Entries from a dataset of interfaces =
——————
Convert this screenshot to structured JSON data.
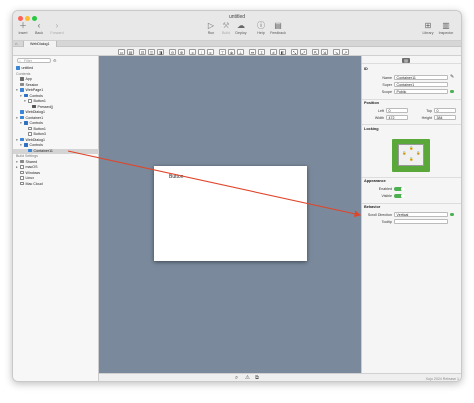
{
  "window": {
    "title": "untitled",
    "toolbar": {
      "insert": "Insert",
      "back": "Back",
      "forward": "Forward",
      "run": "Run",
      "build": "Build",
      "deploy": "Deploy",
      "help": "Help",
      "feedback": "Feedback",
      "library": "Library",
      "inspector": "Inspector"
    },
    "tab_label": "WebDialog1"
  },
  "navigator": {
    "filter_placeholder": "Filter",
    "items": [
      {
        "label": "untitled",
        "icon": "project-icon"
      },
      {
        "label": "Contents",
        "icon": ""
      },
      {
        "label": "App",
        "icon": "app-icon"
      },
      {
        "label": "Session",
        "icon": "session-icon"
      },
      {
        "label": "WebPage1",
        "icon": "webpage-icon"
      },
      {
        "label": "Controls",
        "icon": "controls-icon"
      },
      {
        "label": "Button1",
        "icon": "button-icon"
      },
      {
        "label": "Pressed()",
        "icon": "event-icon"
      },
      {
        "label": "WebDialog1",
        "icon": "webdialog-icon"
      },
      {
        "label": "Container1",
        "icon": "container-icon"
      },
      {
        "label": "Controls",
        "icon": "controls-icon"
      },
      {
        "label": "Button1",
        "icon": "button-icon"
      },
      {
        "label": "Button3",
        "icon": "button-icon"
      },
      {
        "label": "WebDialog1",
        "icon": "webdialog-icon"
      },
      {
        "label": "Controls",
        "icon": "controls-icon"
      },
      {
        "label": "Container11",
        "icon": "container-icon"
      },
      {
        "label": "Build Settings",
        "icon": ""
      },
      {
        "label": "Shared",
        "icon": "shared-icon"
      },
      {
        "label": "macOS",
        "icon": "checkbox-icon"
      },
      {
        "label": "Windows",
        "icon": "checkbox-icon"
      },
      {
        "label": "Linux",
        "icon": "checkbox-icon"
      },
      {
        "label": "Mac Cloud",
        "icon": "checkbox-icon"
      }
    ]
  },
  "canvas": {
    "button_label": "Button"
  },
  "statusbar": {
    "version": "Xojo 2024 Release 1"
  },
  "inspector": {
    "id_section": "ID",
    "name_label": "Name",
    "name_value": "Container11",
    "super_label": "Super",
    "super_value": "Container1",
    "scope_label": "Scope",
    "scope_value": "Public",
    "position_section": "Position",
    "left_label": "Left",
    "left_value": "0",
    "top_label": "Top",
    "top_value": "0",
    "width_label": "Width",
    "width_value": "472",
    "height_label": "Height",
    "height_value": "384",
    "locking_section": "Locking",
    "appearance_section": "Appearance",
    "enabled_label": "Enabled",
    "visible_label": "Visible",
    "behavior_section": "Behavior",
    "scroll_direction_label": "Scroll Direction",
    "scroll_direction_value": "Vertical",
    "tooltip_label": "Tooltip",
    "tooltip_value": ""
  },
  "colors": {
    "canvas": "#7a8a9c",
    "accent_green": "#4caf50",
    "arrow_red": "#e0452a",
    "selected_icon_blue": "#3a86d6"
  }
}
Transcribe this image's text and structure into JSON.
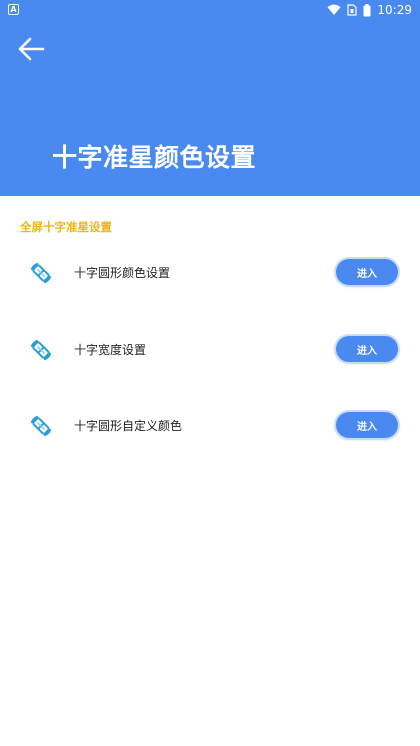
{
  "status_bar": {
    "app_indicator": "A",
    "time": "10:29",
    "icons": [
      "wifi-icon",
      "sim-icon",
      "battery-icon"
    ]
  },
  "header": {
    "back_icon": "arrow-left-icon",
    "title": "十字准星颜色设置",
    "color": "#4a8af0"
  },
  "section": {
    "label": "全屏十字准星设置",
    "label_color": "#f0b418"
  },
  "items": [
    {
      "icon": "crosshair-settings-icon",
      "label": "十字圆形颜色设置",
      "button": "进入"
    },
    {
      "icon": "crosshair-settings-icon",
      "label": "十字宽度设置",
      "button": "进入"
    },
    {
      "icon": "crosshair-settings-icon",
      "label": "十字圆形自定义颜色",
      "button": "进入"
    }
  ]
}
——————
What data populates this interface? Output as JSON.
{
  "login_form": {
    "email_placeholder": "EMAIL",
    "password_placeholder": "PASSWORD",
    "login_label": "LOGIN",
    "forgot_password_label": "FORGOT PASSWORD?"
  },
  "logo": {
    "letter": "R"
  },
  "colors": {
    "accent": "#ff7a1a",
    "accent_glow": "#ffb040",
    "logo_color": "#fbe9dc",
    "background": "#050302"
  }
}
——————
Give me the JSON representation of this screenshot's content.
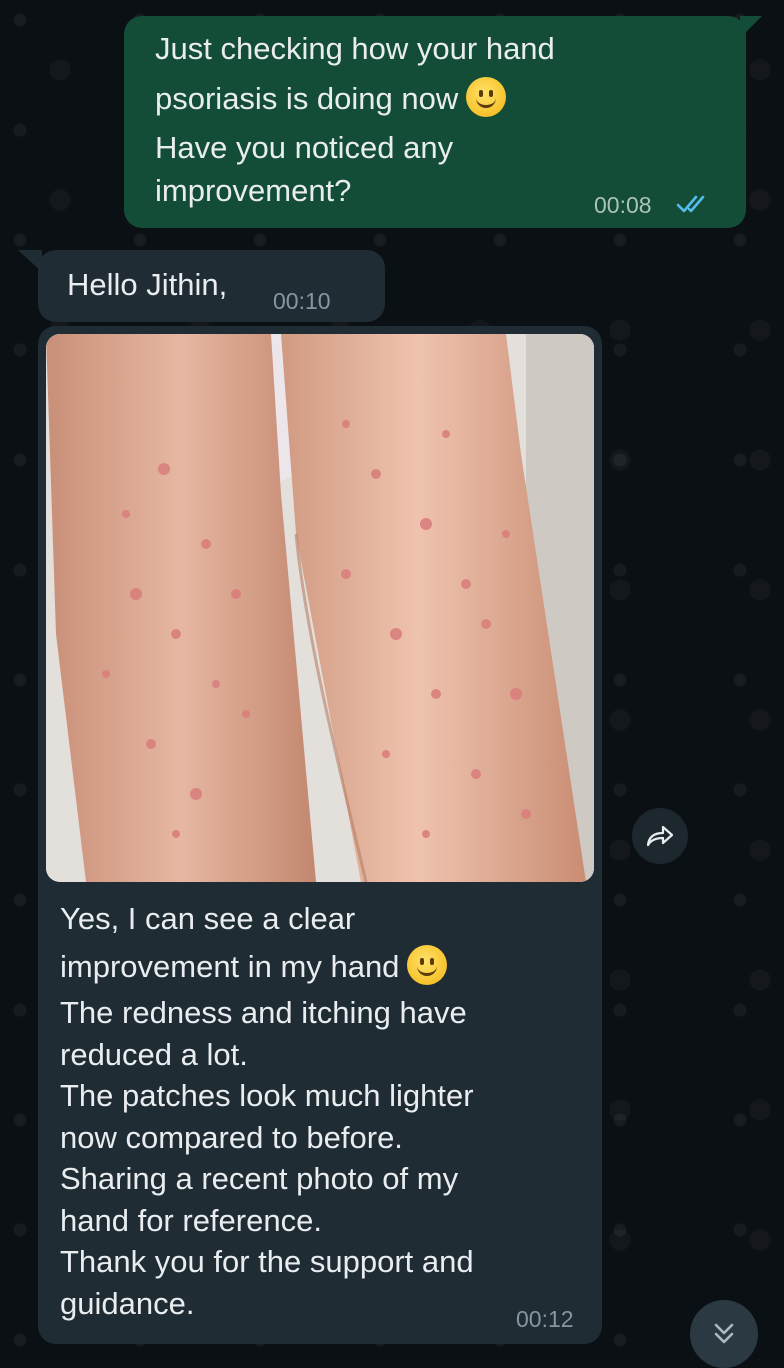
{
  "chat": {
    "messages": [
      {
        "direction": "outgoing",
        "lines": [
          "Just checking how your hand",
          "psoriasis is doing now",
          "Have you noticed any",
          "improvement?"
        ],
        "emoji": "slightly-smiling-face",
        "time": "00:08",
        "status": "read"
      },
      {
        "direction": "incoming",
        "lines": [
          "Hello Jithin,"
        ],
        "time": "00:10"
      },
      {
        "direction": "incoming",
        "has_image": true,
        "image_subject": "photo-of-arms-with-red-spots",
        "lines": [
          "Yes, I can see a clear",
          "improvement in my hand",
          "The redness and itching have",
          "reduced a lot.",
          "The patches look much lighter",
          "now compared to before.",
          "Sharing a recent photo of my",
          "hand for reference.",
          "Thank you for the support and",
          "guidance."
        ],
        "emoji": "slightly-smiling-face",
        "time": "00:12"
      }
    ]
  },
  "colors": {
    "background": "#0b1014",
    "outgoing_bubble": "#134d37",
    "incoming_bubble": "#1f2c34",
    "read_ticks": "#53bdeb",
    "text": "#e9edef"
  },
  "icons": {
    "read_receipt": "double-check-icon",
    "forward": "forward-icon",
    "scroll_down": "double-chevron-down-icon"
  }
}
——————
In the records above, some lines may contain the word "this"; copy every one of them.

Convert this screenshot to structured JSON data.
Transcribe this image's text and structure into JSON.
What data populates this interface? Output as JSON.
Give me the JSON representation of this screenshot's content.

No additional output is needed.